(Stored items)

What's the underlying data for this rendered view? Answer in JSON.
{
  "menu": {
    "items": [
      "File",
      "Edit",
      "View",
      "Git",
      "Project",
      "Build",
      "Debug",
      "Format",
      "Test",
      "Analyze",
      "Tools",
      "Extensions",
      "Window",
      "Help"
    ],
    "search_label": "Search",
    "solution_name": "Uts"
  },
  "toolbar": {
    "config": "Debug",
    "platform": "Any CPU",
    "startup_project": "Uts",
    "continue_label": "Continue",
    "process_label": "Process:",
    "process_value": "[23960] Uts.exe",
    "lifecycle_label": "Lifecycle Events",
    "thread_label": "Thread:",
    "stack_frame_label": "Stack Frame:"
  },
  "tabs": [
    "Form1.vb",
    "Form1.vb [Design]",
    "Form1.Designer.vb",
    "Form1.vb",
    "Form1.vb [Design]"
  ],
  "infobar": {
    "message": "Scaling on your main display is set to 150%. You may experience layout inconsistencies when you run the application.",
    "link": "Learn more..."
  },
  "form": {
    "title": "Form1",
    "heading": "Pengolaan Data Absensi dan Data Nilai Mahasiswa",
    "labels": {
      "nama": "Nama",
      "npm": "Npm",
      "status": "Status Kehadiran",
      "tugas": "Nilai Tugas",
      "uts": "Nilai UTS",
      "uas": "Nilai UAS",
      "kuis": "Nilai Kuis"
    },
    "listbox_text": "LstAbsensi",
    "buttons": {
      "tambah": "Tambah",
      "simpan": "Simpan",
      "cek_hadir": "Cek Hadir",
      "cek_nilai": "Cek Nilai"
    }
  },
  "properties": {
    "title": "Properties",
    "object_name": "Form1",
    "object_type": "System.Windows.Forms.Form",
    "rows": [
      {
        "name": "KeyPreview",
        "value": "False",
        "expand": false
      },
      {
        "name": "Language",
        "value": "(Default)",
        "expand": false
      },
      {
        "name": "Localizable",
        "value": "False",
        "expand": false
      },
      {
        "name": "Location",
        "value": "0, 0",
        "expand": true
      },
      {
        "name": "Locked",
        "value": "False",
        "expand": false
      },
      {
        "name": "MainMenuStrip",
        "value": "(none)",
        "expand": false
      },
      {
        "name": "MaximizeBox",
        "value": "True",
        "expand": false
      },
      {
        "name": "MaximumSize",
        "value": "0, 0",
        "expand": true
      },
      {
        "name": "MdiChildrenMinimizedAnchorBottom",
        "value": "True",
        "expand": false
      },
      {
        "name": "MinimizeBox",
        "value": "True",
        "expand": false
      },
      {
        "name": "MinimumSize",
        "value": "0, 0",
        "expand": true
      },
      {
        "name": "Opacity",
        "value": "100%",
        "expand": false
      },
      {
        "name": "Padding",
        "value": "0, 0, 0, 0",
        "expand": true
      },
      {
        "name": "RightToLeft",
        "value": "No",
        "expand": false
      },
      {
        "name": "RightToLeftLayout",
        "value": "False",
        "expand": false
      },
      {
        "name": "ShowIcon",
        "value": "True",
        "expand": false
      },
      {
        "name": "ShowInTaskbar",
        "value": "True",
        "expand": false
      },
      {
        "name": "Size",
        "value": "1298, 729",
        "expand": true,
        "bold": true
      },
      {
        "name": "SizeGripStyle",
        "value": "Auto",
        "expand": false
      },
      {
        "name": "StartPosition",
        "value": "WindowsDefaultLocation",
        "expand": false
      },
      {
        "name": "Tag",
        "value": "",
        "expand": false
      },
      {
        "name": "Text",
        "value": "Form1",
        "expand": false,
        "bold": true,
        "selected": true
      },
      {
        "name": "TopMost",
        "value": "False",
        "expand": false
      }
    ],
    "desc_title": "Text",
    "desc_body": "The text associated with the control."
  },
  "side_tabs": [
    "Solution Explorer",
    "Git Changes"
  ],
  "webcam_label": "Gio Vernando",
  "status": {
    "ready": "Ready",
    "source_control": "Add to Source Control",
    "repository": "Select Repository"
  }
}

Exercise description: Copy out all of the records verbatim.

Exercise output:
What's the underlying data for this rendered view? Answer in JSON.
{
  "menu": {
    "items": [
      "File",
      "Edit",
      "View",
      "Git",
      "Project",
      "Build",
      "Debug",
      "Format",
      "Test",
      "Analyze",
      "Tools",
      "Extensions",
      "Window",
      "Help"
    ],
    "search_label": "Search",
    "solution_name": "Uts"
  },
  "toolbar": {
    "config": "Debug",
    "platform": "Any CPU",
    "startup_project": "Uts",
    "continue_label": "Continue",
    "process_label": "Process:",
    "process_value": "[23960] Uts.exe",
    "lifecycle_label": "Lifecycle Events",
    "thread_label": "Thread:",
    "stack_frame_label": "Stack Frame:"
  },
  "tabs": [
    "Form1.vb",
    "Form1.vb [Design]",
    "Form1.Designer.vb",
    "Form1.vb",
    "Form1.vb [Design]"
  ],
  "infobar": {
    "message": "Scaling on your main display is set to 150%. You may experience layout inconsistencies when you run the application.",
    "link": "Learn more..."
  },
  "form": {
    "title": "Form1",
    "heading": "Pengolaan Data Absensi dan Data Nilai Mahasiswa",
    "labels": {
      "nama": "Nama",
      "npm": "Npm",
      "status": "Status Kehadiran",
      "tugas": "Nilai Tugas",
      "uts": "Nilai UTS",
      "uas": "Nilai UAS",
      "kuis": "Nilai Kuis"
    },
    "listbox_text": "LstAbsensi",
    "buttons": {
      "tambah": "Tambah",
      "simpan": "Simpan",
      "cek_hadir": "Cek Hadir",
      "cek_nilai": "Cek Nilai"
    }
  },
  "properties": {
    "title": "Properties",
    "object_name": "Form1",
    "object_type": "System.Windows.Forms.Form",
    "rows": [
      {
        "name": "KeyPreview",
        "value": "False",
        "expand": false
      },
      {
        "name": "Language",
        "value": "(Default)",
        "expand": false
      },
      {
        "name": "Localizable",
        "value": "False",
        "expand": false
      },
      {
        "name": "Location",
        "value": "0, 0",
        "expand": true
      },
      {
        "name": "Locked",
        "value": "False",
        "expand": false
      },
      {
        "name": "MainMenuStrip",
        "value": "(none)",
        "expand": false
      },
      {
        "name": "MaximizeBox",
        "value": "True",
        "expand": false
      },
      {
        "name": "MaximumSize",
        "value": "0, 0",
        "expand": true
      },
      {
        "name": "MdiChildrenMinimizedAnchorBottom",
        "value": "True",
        "expand": false
      },
      {
        "name": "MinimizeBox",
        "value": "True",
        "expand": false
      },
      {
        "name": "MinimumSize",
        "value": "0, 0",
        "expand": true
      },
      {
        "name": "Opacity",
        "value": "100%",
        "expand": false
      },
      {
        "name": "Padding",
        "value": "0, 0, 0, 0",
        "expand": true
      },
      {
        "name": "RightToLeft",
        "value": "No",
        "expand": false
      },
      {
        "name": "RightToLeftLayout",
        "value": "False",
        "expand": false
      },
      {
        "name": "ShowIcon",
        "value": "True",
        "expand": false
      },
      {
        "name": "ShowInTaskbar",
        "value": "True",
        "expand": false
      },
      {
        "name": "Size",
        "value": "1298, 729",
        "expand": true,
        "bold": true
      },
      {
        "name": "SizeGripStyle",
        "value": "Auto",
        "expand": false
      },
      {
        "name": "StartPosition",
        "value": "WindowsDefaultLocation",
        "expand": false
      },
      {
        "name": "Tag",
        "value": "",
        "expand": false
      },
      {
        "name": "Text",
        "value": "Form1",
        "expand": false,
        "bold": true,
        "selected": true
      },
      {
        "name": "TopMost",
        "value": "False",
        "expand": false
      }
    ],
    "desc_title": "Text",
    "desc_body": "The text associated with the control."
  },
  "side_tabs": [
    "Solution Explorer",
    "Git Changes"
  ],
  "webcam_label": "Gio Vernando",
  "status": {
    "ready": "Ready",
    "source_control": "Add to Source Control",
    "repository": "Select Repository"
  }
}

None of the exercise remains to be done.